**WHAT YOU NEED TO DO**
Filter the data below, keeping only lines that contain "enabled".

Start of Block

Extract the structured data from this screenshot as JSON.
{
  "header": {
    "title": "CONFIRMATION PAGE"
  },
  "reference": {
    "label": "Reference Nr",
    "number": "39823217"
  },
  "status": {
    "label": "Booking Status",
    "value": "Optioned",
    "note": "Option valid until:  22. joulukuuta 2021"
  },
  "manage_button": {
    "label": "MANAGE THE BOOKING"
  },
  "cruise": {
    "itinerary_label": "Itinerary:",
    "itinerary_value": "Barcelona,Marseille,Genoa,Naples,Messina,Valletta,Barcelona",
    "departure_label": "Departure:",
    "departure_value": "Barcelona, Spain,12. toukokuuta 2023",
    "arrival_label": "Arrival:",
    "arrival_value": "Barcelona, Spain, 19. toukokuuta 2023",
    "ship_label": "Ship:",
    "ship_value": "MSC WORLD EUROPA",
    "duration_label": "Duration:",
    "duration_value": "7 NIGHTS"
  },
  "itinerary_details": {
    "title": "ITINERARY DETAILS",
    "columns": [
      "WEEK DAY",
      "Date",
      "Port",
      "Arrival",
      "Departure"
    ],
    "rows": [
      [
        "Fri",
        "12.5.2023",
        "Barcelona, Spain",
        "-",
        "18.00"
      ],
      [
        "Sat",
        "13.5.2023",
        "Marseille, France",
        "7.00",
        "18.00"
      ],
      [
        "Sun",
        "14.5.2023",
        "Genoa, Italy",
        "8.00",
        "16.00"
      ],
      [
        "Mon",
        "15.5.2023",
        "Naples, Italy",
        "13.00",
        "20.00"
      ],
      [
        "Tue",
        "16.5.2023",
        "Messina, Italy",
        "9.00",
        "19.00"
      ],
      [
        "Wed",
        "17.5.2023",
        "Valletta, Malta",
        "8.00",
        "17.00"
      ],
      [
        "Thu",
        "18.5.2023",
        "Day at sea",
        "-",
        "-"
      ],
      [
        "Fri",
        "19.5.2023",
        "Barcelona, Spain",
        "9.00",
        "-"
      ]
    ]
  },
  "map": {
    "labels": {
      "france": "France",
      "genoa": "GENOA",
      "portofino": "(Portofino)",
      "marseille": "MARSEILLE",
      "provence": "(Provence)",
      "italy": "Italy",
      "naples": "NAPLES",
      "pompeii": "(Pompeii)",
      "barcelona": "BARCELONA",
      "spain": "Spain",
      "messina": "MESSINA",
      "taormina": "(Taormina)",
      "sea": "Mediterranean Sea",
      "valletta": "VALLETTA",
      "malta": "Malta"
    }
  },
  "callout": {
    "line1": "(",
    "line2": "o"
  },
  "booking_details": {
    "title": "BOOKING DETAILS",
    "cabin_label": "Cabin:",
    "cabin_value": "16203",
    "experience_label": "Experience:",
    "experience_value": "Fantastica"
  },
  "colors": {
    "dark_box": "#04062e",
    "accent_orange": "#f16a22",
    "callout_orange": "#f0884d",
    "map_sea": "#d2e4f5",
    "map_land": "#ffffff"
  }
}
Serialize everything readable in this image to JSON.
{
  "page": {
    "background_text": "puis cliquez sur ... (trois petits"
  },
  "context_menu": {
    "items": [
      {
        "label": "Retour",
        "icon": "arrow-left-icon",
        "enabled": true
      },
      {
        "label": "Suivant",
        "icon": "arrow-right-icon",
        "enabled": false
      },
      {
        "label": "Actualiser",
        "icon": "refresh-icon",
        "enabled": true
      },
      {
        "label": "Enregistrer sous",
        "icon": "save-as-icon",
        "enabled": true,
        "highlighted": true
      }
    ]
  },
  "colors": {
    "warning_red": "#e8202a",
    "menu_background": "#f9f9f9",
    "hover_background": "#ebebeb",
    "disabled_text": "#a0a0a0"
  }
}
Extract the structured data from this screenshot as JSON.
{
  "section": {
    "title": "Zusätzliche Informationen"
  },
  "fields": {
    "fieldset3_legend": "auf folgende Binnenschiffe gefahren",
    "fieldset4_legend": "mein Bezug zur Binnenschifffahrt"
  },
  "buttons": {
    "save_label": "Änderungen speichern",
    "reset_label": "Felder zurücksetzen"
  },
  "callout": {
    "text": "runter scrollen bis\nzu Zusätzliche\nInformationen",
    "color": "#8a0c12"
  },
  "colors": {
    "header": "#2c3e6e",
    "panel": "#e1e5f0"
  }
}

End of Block

**REPLY**
        "enabled": true
        "enabled": false
        "enabled": true
        "enabled": true,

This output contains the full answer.